Whether there is a true style to a sauce in a city that prefers their barbecue "dry" is a debate for the ages. Through the rumblings I'm sure will follow, what is fairly solid is as we move east from Kansas City, barbecue sauce starts to transform from thick and sweet, to the thinner and tangier kind.
This "Memphis-style" is my favorite to make at home—it takes the aspects of sweet tomato-based sauces I grew up on, but by dialing back the sugar and amping up the vinegar, creates a sauce where seasonings and spice are more defined and achieves a pleasing balance between the main defining aspects of a barbecue sauce.
It's also a champion of usability. This thinner sauce bakes into tasty layers and caramelizes beautifully. It creates a flavor-packed sheen when finished on ribs and is an excellent consistency for dipping.
2 tablespoons unsalted butter
1 small onion, finely chopped
2 cloves garlic, minced
2 cups tomato sauce
1/2 cup cider vinegar
1/3 cup rice vinegar
1/3 cup molasses
3 tablespoons Worcestershire sauce
2 tablespoons packed dark brown sugar
2 teaspoons yellow mustard
1 teaspoon Louisiana hot sauce
1 teaspoon Kosher salt
1 teaspoon freshly ground black pepper
1/4 teaspoon cayenne pepper
Melt butter in medium saucepan over medium heat. Add onion and cook until softened, about 5 minutes. Add garlic and cook until fragrant, about 30 seconds.

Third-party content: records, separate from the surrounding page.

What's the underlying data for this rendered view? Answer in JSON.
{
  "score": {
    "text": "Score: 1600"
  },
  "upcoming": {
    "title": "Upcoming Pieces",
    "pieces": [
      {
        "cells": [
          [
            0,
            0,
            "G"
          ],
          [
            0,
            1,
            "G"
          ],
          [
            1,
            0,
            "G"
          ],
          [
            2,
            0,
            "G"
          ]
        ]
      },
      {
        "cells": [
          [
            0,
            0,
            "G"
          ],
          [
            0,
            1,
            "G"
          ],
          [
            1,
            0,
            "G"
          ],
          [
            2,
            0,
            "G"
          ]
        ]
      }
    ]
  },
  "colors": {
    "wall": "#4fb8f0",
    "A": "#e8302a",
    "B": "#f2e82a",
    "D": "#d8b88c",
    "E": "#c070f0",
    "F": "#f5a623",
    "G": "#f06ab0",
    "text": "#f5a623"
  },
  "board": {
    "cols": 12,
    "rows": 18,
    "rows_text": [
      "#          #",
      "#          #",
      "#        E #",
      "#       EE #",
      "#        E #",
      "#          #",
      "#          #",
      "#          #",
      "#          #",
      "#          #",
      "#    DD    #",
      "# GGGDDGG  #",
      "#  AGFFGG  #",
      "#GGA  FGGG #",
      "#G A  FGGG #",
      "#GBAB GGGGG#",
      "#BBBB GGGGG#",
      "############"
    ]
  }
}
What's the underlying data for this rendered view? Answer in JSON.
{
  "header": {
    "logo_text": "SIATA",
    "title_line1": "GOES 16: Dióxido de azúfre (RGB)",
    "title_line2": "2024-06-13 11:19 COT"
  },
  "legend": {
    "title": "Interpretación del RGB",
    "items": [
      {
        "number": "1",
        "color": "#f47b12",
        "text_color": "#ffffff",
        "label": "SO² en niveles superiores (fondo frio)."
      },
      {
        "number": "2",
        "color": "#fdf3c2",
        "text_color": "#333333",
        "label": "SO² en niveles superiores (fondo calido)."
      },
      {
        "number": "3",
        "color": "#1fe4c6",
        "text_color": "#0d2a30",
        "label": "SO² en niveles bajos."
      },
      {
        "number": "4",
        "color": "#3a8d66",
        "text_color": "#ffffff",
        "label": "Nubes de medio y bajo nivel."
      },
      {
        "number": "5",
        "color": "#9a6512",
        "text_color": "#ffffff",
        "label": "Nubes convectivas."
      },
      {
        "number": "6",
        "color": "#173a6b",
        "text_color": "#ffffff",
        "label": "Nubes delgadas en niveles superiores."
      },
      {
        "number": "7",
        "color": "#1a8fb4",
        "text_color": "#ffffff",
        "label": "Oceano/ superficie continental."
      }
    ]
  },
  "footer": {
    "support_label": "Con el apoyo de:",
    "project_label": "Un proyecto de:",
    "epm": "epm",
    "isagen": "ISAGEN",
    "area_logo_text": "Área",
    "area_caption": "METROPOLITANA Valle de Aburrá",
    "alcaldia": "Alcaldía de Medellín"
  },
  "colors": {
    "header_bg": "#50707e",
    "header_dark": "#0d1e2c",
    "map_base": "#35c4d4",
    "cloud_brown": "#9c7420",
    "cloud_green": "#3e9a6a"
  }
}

Add tomato sauce, cider vinegar, rice vinegar, molasses, Worcestershire sauce, brown sugar, mustard, hot sauce, salt, black pepper, and cayenne and stir to combine. Bring to a boil, then reduce heat to low and simmer until slightly thickened, about 15-20 minutes, stirring occasionally.
Transfer sauce to the jar of a blender and blend until smooth. Let cool to room temperature, transfer to a jar and store in refrigerator for up to a month.
|Nutrition Facts (per serving)|
|Amount per serving|
|% Daily Value*|
|Total Fat 1g||2%|
|Saturated Fat 1g||4%|
|Total Carbohydrate 8g||3%|
|Dietary Fiber 0g||2%|
|Total Sugars 7g|
|Vitamin C 2mg||12%|
|*The % Daily Value (DV) tells you how much a nutrient in a food serving contributes to a daily diet. 2,000 calories a day is used for general nutrition advice.|